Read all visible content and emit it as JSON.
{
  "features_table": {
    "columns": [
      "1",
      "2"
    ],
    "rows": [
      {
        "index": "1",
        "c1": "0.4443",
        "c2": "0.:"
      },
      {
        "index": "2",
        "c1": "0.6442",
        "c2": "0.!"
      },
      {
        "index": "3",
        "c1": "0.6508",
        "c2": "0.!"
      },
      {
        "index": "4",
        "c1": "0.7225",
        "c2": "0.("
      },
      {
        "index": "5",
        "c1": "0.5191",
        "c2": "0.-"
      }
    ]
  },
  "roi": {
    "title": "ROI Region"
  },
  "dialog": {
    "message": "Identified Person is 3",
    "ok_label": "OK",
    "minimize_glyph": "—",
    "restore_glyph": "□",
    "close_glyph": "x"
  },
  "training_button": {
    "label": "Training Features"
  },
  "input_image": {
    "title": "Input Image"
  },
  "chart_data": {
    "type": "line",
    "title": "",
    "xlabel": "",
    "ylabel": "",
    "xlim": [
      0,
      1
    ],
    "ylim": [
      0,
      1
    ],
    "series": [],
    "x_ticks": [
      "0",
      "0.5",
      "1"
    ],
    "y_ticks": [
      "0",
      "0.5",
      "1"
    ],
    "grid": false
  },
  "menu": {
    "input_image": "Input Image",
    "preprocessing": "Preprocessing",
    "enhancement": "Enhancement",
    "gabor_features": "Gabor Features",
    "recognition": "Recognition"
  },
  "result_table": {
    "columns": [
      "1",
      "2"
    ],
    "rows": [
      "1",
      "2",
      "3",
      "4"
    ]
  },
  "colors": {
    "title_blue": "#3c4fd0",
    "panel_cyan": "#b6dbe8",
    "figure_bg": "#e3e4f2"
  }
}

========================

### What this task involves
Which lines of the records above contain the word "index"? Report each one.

### Response to this exercise
        "index": "1",
        "index": "2",
        "index": "3",
        "index": "4",
        "index": "5",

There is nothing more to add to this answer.